Fallen Kingdom picks up a few years after the most recent dino disaster. A volcanic explosion is looming and it threatens to send our scaly movie stars back to extinction. Thankfully for monster fans, Jurassic World’s well-heeled heroine, Claire Dearing(Bryce Dallas Howard) is mounting a rescue operation and she’s roped muscled-up dinosaur whisperer Owen Grady(Chris Pratt) into tagging along.
This movie feels almost like two sequels crammed together. The first act plays out as a more “traditional” dinosaur film, with our heroes venturing to once more onto the island, only to be terrorized by the giant creatures, even as the island explodes around them. Of course there is a double cross from the team of mercenaries backing up the rescue effort, led by the wonderfully creepy Ted Levine.
It’s this double dealing that takes us to the film’s second act and in my mind, where the movie truly takes off. Fallen Kingdom is directed by J.A. Bayona, who is best known for Spanish spookshow, the Orphanage. That film’s gothic look and feel is carried over into Fallen Kingdom, which essentially transforms into a haunted house film with dinosaurs instead of ghosts.

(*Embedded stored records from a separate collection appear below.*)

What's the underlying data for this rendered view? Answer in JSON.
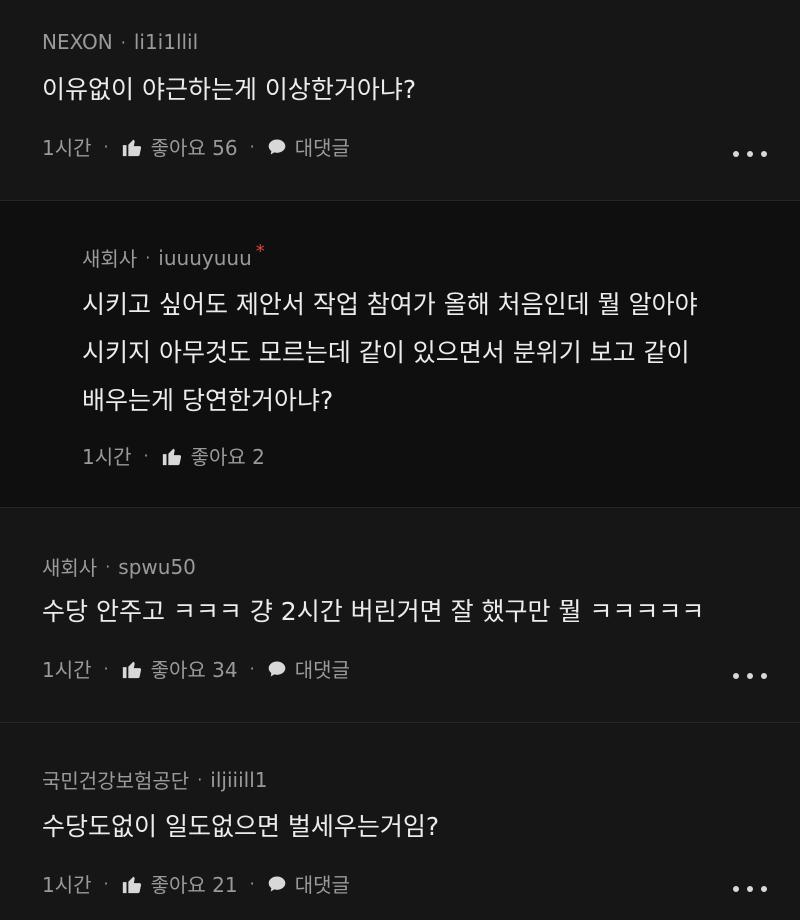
{
  "comments": [
    {
      "author": "NEXON",
      "username": "li1i1llil",
      "text_lines": [
        "이유없이 야근하는게 이상한거아냐?"
      ],
      "time": "1시간",
      "like_label": "좋아요 56",
      "reply_label": "대댓글"
    },
    {
      "author": "새회사",
      "username": "iuuuyuuu",
      "badge": "*",
      "text_lines": [
        "시키고 싶어도 제안서 작업 참여가 올해 처음인데 뭘 알아야",
        "시키지 아무것도 모르는데 같이 있으면서 분위기 보고 같이",
        "배우는게 당연한거아냐?"
      ],
      "time": "1시간",
      "like_label": "좋아요 2"
    },
    {
      "author": "새회사",
      "username": "spwu50",
      "text_lines": [
        "수당 안주고 ㅋㅋㅋ 걍 2시간 버린거면 잘 했구만 뭘 ㅋㅋㅋㅋㅋ"
      ],
      "time": "1시간",
      "like_label": "좋아요 34",
      "reply_label": "대댓글"
    },
    {
      "author": "국민건강보험공단",
      "username": "iljiiill1",
      "text_lines": [
        "수당도없이 일도없으면 벌세우는거임?"
      ],
      "time": "1시간",
      "like_label": "좋아요 21",
      "reply_label": "대댓글"
    }
  ],
  "separator": "·",
  "icons": {
    "like": "thumbs-up-icon",
    "reply": "chat-bubble-icon",
    "more": "more-dots-icon"
  },
  "colors": {
    "background": "#161617",
    "reply_background": "#0f0f10",
    "meta_text": "#9a9a9c",
    "body_text": "#ececec",
    "badge": "#e0453a"
  }
}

The film’s gothic trappings, of course play heavy homage to Universal’s studios past glories as the premiere maker of classic monster films. This is made very clear in the design of the film’s mutant dinosaur menace, the Indoraptor, who looks for all the world like Count Dracula reshaped into a prehistoric reptile. In what might be the creepiest scene in the movie, they even play homage to Universal’s 1979 remake of Dracula, with the Indoraptor subbing for Frank Langella’s cloaked Count. While, I suspect moving the the majority of the action from a tropical island to an old dark house, might prove controversial among long time fans. For my money, I felt this change of scenery and tone gave Fallen Kingdom a fresher feel than the previous sequels.
Fallen Kingdom’s biggest strength is also it’s weakness. The movie runs at the heart pumping pace of a rabid raptor on speed. While this does create a very tense atmosphere, it doesn’t allow for much character development. The movie is filled with veteran character actors like James Cromwell and Toby Jones, who can make the most of their limited screen time. Still, several characters are left with their story arcs getting trampled in the stampede towards the film’s finish.
Most underserved by this, is a human clone named Maisie(Isabella Sermon). In a film series filled with debates over the ethics of genetic engineering, it’s kind of stunning that it’s taken them this long to introduce a human clone, but I found this new character potentially fascinating. Unfortunately, there is hardly enough time spent on this development. Which seems a waste, as I am unsure if they will pick up her story in the next film.
Still, ultimately, I don’t go to see these movies for the human drama. I go to watch people get eaten by dinosaurs and boy, do they ever deliver on the prehistoric carnage. The film’s game changing climax opens the world up for potentially apocalyptic sequels to come. While this franchise might be getting long in the tooth, I know I’ll be there for the next if it’s even a third as fun as this one.